Problem to work on:
Using the records below, please work out how many lines contain "nberbagi"; answer with the number alone.

+ + + +

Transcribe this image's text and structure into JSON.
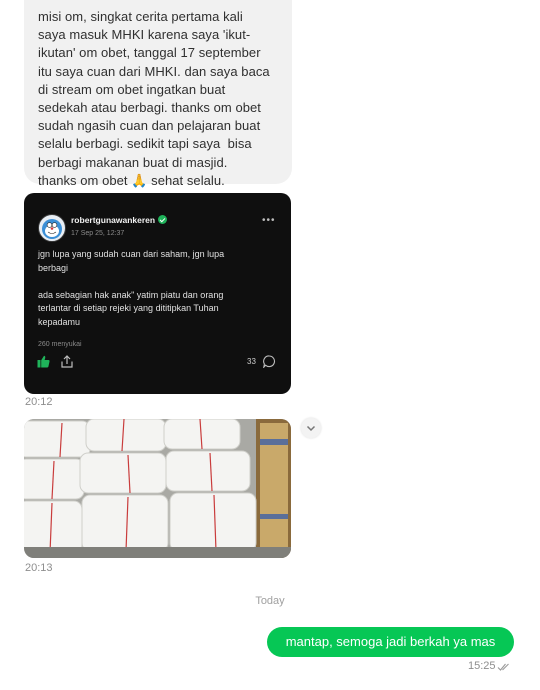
{
  "incoming_message": {
    "text": "misi om, singkat cerita pertama kali\nsaya masuk MHKI karena saya 'ikut-\nikutan' om obet, tanggal 17 september\nitu saya cuan dari MHKI. dan saya baca\ndi stream om obet ingatkan buat\nsedekah atau berbagi. thanks om obet\nsudah ngasih cuan dan pelajaran buat\nselalu berbagi. sedikit tapi saya  bisa\nberbagi makanan buat di masjid.\nthanks om obet 🙏 sehat selalu."
  },
  "post_card": {
    "username": "robertgunawankeren",
    "date": "17 Sep 25, 12:37",
    "more": "•••",
    "body": "jgn lupa yang sudah cuan dari saham, jgn lupa\nberbagi\n\nada sebagian hak anak\" yatim piatu dan orang\nterlantar di setiap rejeki yang dititipkan Tuhan\nkepadamu",
    "likes": "260 menyukai",
    "comment_count": "33",
    "accent_color": "#1fb35a"
  },
  "message_times": {
    "post": "20:12",
    "photo": "20:13"
  },
  "photo": {
    "icon": "food-boxes-photo"
  },
  "day_separator": "Today",
  "outgoing_message": {
    "text": "mantap, semoga jadi berkah ya mas",
    "time": "15:25",
    "bubble_color": "#06c755"
  }
}
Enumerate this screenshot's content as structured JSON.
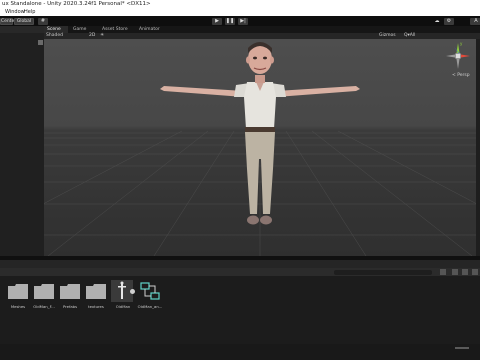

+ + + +

Exercise response:
2